5 Questions to Conrad Tao (composer) about Everything Must Go

Twenty-four-year-old pianist-composer Conrad Tao is no stranger to major orchestra audiences worldwide. He has performed with or had his compositions played by the likes of the Philadelphia Orchestra, Hong Kong Philharmonic, Utah Symphony and the Finnish Radio Symphony Orchestra. On September 27th, he will add the New York Philharmonic and its new Music Director Jaap van Zweden to his roster with the world premiere of his latest composition Everything Must Go. Commissioned by the Philharmonic for its 2018-2019 season,  Everything Must Go functions as a “curtain raiser,” or overture of sorts, to a performance of Anton Bruckner’s monumental Symphony No. 8 composed in 1887-1890. I CARE IF YOU LISTEN had the opportunity to ask Conrad Tao 5 questions about his new work and some of his current and future projects.

Your latest orchestral work Everything Must Go will receive its world premiere on September 27th with the New York Philharmonic under the direction of its new Music Director Jaap van Zweden. Give our readers some specifics on the program and your new work.

Everything Must Go was a work written to be performed before Bruckner’s Eighth Symphony; I knew from the outset that it was going to proceed attacca into the Bruckner.

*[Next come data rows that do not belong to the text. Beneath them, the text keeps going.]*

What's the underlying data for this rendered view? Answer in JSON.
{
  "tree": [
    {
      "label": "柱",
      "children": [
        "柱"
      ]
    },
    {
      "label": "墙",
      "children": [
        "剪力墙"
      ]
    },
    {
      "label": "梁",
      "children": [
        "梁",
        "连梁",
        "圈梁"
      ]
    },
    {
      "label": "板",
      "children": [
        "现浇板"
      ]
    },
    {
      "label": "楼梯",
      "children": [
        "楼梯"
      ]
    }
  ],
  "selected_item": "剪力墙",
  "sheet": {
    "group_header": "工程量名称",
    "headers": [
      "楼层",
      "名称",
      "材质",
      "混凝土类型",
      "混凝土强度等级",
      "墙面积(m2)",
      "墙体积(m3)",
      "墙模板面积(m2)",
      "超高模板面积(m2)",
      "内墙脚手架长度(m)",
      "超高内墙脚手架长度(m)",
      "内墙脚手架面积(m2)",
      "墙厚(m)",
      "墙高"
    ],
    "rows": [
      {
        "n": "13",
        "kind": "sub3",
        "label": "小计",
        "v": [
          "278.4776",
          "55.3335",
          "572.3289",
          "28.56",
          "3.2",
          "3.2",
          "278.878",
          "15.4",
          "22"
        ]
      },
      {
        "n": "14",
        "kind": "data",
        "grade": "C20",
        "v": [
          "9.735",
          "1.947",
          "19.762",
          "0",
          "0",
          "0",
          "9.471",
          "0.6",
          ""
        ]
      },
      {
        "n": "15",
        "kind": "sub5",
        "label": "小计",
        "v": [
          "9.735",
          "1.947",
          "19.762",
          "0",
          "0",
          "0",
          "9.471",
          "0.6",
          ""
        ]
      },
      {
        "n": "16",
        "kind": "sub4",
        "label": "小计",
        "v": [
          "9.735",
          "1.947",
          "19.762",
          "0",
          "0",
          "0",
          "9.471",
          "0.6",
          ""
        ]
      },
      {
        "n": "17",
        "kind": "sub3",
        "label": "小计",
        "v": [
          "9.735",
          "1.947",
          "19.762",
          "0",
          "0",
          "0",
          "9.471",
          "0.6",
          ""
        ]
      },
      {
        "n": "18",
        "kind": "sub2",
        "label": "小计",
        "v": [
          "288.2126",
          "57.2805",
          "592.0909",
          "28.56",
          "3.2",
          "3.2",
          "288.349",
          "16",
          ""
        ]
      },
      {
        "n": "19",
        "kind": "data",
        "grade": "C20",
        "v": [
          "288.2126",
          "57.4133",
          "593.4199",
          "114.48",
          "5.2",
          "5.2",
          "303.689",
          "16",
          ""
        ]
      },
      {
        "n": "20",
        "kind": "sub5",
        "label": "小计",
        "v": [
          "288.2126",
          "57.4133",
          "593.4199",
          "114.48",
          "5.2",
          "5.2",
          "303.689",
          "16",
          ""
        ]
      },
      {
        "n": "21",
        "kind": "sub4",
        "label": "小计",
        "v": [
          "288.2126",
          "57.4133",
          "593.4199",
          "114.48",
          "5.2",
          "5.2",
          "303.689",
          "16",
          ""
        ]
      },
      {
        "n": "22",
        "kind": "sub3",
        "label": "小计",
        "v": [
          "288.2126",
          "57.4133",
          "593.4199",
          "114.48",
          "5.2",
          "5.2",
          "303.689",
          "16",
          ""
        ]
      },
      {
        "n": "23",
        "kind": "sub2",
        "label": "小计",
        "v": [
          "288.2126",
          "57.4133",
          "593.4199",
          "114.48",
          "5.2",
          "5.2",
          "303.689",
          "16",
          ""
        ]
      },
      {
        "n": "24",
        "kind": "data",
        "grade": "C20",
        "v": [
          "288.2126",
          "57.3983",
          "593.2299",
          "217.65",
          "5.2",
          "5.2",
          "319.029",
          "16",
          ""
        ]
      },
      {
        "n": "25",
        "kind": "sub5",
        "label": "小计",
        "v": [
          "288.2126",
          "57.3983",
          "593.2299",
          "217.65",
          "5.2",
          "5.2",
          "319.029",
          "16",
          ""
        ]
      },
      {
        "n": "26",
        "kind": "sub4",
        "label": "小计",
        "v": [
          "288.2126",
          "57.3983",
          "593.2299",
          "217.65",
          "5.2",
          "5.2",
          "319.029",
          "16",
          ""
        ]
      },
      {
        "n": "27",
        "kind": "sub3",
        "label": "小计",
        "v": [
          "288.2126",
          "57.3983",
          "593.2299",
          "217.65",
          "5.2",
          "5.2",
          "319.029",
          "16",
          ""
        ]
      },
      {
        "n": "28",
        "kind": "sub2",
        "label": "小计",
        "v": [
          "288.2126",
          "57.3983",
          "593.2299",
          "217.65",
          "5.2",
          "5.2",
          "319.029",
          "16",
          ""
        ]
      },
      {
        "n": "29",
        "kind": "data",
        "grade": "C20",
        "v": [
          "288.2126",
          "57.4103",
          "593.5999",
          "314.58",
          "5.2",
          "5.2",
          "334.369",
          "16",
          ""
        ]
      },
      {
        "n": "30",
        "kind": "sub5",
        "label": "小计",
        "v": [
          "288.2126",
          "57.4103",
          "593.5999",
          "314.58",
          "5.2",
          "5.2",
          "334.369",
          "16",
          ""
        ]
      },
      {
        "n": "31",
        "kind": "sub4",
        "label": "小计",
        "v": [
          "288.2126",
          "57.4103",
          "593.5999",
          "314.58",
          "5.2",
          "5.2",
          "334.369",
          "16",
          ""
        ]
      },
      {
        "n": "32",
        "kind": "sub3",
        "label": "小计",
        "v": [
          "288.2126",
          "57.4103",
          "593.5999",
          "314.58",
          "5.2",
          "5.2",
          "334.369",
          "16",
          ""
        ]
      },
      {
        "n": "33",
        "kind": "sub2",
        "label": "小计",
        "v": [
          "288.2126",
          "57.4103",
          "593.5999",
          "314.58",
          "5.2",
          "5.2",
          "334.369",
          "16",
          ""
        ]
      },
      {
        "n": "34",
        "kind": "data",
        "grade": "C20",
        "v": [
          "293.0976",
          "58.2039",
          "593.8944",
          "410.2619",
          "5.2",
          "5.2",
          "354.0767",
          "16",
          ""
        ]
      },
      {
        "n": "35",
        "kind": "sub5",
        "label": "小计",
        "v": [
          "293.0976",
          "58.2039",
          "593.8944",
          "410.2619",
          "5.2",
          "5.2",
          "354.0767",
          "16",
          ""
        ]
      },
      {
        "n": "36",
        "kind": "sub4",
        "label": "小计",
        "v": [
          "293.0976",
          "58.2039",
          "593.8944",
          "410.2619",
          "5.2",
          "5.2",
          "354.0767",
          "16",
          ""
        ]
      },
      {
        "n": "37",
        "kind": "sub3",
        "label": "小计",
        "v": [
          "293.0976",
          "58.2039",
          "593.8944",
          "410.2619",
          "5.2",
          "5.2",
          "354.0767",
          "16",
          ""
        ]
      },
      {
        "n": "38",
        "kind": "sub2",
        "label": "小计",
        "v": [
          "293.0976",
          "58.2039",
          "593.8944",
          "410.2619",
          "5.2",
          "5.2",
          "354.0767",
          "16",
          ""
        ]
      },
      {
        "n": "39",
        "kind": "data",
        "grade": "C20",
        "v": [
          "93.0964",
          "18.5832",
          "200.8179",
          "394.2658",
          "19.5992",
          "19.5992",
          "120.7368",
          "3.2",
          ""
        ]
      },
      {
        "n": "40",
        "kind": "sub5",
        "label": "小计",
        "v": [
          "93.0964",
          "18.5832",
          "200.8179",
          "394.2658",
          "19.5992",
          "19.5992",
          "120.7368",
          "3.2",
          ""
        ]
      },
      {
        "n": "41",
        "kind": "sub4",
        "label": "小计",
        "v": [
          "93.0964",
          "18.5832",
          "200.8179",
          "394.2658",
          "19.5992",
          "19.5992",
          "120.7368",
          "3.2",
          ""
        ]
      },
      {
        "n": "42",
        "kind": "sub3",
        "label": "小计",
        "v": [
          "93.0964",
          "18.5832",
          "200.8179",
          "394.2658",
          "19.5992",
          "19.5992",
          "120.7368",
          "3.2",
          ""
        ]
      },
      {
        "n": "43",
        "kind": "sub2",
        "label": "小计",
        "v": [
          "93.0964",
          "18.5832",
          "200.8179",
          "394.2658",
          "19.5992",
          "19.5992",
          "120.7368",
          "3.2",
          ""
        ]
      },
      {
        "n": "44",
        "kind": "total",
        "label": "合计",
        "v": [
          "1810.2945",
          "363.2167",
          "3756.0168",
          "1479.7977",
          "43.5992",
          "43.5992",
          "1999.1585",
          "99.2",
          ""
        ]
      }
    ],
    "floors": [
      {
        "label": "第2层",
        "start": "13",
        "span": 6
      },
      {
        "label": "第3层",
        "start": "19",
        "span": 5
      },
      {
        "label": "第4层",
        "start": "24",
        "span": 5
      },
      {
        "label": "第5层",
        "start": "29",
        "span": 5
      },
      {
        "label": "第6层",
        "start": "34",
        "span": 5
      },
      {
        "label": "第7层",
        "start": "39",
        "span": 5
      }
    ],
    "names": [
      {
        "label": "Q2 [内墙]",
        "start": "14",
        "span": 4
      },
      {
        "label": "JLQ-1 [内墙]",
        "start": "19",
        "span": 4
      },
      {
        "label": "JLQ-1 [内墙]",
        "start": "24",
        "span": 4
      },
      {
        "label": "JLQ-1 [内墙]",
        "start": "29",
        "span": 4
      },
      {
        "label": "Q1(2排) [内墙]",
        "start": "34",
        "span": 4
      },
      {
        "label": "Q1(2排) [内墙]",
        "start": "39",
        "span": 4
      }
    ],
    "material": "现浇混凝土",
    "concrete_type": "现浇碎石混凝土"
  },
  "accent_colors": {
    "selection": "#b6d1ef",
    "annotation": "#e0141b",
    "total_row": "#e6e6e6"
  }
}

The piece utilizes some traditional “overture” signifiers–for instance, an opening fanfare comprising double- and triple-dotted rhythms, the traditional French overture figuration. I was thinking of cinematic title sequences as a reference point; great title sequences often function as distinct pieces of filmmaking that relate, sometimes obliquely, to the larger whole.

The piece also grew out of an image I could not quite shake: the image of a cathedral melting and, through its melting, gaining sentience. This idea of collapse or ostensible decay as a generative thing–as creating consciousness–would not leave me. On some level, the piece is an organism that, after shedding its initial form as an edifice, is awakened to the complexity, the constant questioning, and the sense of shared responsibility that comes with being alive.

What are some of the reasons you named a work designed to be a curtain raiser, Everything Must Go?

The difficulty and necessity of imagining a future that does not punish people for being alive, that actually nourishes the soul instead of slowly corroding it, that affords everyone dignity–that is part of what the piece is about. I think it is unusually obvious right now that this world, exploitative and entitled and nihilistic, is not sustainable. So: everything must go. But at whose hands? And what do we do with this world until then? And what might the world look like when everything has gone?

Conrad Tao

Conrad Tao–Photo by Brantley Gutierrez

How deeply did Bruckner’s 8th Symphony influence Everything Must Go? Would a listener hear some Brucknerian sonorities in your work?

The harmonic and timbral world of my piece definitely lives in reverberations from the Bruckner. This wasn’t even intentional, but I suspect the symphony was so firmly in my ears during the writing process. The most significant influence, though, is in the way Bruckner navigates time. The churning, insistently slow pace of the symphony inspired a lot of the form for my piece.

You have an additional New York Philharmonic “Nightcap” program in New York on September 28th–tell us about that.

My “Nightcap” program uses as its jumping-off point two Bruckner motets–”Ave maria” and “Christus factus est”–from which the program launches into an exploration of ritual and spiritual music, or the idea of rituality and spirituality. The intense shared experience that much spiritual music seems attuned to or at least tries to access has, for me, an analogue in playing collaboratively with others. Thus, I will be bringing on two close collaborators and friends, vocal improviser Charmaine Lee and tap dancer-choreographer Caleb Teicher, with whom I’m lucky enough to make lots of different music. The evening will encompass improvisation, computer choirs, harsh sheets of sound, ASMR, those aforementioned Bruckner motets, and more.

You have a dual career as composer and pianist. Tell our readers about some of your latest piano projects and your upcoming concerts.

I have some recently recorded material that I need to hunker down on and really work with, but: expect some solo piano albums in the future! In addition, I just announced my 2018-2019 season, the details of which you can find on my website. Particularly excited about my first concerto date of the fall–I’m returning to Stockholm to play with the Swedish Radio Symphony conducted by Susanna Mälkki, and we will be performing Suspend, Andrew Norman’s gorgeous piano concerto, together. I’m also performing Brahms’s first piano concerto for the first time in Honolulu come November. Very grateful that I’m still learning plenty of new repertoire twelve years into my career.